**GIVEN RECORDS:**
▼▼▼
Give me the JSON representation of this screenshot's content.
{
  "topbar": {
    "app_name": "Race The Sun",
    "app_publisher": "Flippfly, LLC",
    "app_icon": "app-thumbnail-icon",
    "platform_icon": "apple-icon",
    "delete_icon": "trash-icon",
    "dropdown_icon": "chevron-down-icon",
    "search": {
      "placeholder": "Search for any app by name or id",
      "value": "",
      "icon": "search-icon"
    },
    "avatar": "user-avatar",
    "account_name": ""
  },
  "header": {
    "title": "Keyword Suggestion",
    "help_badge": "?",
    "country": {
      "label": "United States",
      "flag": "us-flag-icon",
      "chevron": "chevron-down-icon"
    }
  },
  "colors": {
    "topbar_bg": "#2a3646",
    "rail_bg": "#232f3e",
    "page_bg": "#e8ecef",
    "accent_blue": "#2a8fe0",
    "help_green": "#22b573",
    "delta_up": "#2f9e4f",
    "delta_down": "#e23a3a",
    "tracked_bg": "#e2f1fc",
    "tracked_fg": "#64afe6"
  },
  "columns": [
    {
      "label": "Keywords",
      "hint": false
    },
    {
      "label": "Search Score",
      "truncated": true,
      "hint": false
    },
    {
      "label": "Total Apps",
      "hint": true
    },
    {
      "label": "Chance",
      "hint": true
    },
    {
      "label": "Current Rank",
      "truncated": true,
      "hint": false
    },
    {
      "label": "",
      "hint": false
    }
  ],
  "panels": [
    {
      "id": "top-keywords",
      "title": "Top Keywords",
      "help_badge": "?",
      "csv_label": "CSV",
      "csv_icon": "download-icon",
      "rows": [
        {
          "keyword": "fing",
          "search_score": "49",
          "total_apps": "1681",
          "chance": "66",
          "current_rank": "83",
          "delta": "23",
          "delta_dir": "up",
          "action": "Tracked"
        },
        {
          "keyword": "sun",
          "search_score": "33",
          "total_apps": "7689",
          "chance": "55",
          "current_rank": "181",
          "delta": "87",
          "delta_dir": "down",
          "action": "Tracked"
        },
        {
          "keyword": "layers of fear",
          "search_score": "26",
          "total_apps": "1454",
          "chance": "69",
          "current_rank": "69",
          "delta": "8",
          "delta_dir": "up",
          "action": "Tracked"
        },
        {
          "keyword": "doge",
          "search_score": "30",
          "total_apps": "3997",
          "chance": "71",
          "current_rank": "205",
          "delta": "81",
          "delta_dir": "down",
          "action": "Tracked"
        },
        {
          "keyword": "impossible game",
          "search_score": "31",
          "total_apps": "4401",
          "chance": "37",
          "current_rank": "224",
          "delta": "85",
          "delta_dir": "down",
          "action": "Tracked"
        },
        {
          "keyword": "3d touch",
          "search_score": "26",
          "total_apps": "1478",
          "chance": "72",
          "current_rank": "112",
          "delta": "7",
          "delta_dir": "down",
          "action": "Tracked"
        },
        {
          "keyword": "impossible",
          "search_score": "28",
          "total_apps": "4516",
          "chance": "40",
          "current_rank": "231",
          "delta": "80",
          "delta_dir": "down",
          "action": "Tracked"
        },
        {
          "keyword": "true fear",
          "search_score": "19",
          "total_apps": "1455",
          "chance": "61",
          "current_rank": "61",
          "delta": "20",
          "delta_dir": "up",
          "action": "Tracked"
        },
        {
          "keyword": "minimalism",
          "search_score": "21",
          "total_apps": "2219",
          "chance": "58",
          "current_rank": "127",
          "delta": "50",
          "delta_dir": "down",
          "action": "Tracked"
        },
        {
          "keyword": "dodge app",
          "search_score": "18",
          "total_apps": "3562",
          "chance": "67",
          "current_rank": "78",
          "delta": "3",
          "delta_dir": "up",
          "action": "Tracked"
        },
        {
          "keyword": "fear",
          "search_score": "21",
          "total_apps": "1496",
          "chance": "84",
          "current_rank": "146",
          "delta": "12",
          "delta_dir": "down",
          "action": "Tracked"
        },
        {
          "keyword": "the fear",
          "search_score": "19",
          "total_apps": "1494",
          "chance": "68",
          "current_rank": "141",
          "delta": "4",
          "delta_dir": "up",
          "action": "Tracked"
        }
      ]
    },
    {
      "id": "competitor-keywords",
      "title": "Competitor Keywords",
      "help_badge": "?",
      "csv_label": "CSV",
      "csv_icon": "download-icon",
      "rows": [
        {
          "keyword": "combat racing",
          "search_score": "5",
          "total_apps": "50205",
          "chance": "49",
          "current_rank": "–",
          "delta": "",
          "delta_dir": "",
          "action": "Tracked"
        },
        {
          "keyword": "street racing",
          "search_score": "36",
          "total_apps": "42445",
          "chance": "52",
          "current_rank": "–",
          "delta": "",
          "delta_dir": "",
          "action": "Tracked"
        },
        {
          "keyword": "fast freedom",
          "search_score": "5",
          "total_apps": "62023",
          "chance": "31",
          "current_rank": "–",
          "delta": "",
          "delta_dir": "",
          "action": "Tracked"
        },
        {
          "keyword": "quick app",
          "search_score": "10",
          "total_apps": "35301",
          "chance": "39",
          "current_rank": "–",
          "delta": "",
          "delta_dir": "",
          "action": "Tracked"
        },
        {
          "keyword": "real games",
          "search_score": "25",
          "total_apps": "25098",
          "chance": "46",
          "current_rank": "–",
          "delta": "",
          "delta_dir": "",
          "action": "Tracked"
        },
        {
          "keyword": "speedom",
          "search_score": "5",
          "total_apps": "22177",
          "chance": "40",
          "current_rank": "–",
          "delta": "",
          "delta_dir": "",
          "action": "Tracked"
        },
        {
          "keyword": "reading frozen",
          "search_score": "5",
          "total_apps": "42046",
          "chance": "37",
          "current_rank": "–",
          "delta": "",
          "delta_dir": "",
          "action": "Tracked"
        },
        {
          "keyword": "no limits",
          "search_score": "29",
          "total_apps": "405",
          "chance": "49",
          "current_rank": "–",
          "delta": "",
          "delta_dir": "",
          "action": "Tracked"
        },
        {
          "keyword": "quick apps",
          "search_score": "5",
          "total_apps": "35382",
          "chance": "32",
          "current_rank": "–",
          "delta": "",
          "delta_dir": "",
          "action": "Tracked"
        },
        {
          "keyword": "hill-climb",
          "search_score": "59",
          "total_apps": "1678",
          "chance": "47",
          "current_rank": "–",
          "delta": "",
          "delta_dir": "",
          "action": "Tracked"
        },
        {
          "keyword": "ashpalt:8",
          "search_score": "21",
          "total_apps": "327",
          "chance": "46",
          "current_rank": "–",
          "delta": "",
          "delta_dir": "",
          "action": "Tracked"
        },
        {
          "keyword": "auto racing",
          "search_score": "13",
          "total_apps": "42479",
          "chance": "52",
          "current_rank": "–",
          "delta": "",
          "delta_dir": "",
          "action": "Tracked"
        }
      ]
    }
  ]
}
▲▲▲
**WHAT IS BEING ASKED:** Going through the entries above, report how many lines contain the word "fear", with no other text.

**EXPECTED ANSWER:** 4